Georgia works to improve voter rolls as state exposes Fulton County 2020 election audit errors
A total of 191,473 voter records will be removed if there is no response to a mailed notice.
As more issues arise from the 2020 presidential election in Fulton County, Georgia is taking steps to better secure its future elections through cleaning its voter rolls.
According to state investigators, the county’s audit of the most recent presidential election included multiple errors but the overall outcome of the audit did not change.
"Human error" was the cause for mistakes in the audit, according to the state investigators, because the process required paper ballots being sorted by candidate, hand-counted totals being written on paper, then transcribed into computers.
The investigators’ findings were part of a consent order approved by the Georgia State Election Board on June 21, according to documents obtained by the Atlanta Journal-Constitution.
“The RLA (risk-limiting audit) was the first of its kind in Georgia,” a county attorney wrote to the secretary of state’s office. All of the counties "were not properly assisted in preparing for the RLA and were not given tools and resources to allow them to reconcile the data that was entered. A more robust system capable of handling the data and additional time would eliminate the issues.”

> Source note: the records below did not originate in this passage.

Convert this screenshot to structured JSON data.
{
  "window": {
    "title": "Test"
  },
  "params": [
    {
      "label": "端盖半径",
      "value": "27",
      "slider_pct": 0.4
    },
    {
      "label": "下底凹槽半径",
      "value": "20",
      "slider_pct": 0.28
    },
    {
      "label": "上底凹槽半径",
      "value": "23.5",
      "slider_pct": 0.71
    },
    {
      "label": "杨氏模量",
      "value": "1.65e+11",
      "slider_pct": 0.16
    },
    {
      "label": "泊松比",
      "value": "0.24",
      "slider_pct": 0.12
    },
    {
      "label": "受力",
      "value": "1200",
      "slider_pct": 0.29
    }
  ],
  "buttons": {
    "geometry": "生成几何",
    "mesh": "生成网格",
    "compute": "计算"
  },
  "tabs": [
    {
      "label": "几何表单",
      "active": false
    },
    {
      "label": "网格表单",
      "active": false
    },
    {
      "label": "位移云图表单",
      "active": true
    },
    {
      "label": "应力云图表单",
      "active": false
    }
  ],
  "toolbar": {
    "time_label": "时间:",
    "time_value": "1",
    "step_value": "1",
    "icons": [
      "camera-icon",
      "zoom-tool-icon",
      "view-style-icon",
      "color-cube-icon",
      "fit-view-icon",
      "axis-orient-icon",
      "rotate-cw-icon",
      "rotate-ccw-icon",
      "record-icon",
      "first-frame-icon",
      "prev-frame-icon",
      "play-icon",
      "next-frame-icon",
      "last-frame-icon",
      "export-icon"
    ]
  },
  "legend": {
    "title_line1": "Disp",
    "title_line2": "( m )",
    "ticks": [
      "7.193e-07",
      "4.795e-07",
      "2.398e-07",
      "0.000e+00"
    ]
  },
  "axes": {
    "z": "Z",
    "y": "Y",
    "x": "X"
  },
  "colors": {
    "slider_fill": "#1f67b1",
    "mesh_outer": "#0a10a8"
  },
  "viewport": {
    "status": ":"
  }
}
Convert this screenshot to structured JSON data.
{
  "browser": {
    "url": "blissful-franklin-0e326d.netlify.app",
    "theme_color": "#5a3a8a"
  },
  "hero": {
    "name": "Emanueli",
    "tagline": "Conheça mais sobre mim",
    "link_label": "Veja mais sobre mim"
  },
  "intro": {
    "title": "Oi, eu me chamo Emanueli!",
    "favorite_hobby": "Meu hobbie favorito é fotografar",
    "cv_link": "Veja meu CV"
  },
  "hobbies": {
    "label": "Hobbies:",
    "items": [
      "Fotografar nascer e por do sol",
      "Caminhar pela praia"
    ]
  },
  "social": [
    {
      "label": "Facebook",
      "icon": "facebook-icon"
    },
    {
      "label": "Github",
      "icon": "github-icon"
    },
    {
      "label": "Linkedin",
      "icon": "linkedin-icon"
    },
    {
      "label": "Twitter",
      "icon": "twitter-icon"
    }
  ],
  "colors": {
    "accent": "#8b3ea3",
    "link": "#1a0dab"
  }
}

Election workers likely double-counted when they were unable to tell if the auditing software recorded their initial tally, causing them to enter the numbers again. There were also several mistyped vote totals or votes allocated to the wrong candidate.
The errors found by the investigators amounted to about 3,000 extra absentee votes counted for then-Democrat presidential nominee Joe Biden during the audit, according to a rough estimate by the Atlanta Journal-Constitution.
However, it was not used for the state's certified vote count. The overall audit count was close to the official machine results.
The state election board "accepted the consent order as an appropriate resolution of the investigation," Deputy Secretary of State Jordan Fuchs told Just the News on Tuesday. "The investigation specifically found that any data entry errors committed by Fulton did not affect the results of the 2020 election. The case is now closed.”
Fulton County had multiple irregularities during the presidential election.
The state’s handpicked election monitor for the county documented two dozen pages of mismanagement and irregularities during vote counting in Atlanta in November 2020, including double-scanning of ballots, insecure transport of ballots, and violations of voter privacy.
Amid Fulton County’s issues, Georgia Secretary of State Brad Raffensperger announced updates to the state’s voter rolls.
A total of 191,473 voter records that had been placed into “inactive status” because of returned mail or based on the National Change of Address list are to be removed if there is no response to a mailed notice, the secretary of state’s office said in a press release Tuesday.
State law allows for voter registration records to be removed after being in an “inactive” status for two general elections and not updated in that timeframe.
“Georgia’s voter rolls are the cleanest in the nation, and list maintenance efforts like this ensures the integrity of our elections,” Raffensperger said Tuesday.
A total of 75,676 records have already been canceled this year due to death or moving out of state.
In February, Raffensperger told Just the News that federal law can prevent Georgia from cleaning its voter rolls "for 11 months" of the year during a presidential election cycle.
He said that the 1993 National Voter Registration Act prevents states from cleaning their voter rolls less than 90 days before a federal election.
"Come 2024, 90 days before the primary, we can't update" the voter rolls, he said.
With a May or June primary followed soon after by the start of absentee or early voting for the November general election, the state could find itself without a legal window in which to clean its voter rolls for the general.
In the event of runoff elections following closely on the heels of general elections, which the closely divided swing state has had in the past two election cycles, Georgia will again "run out" of time, Raffensperger said.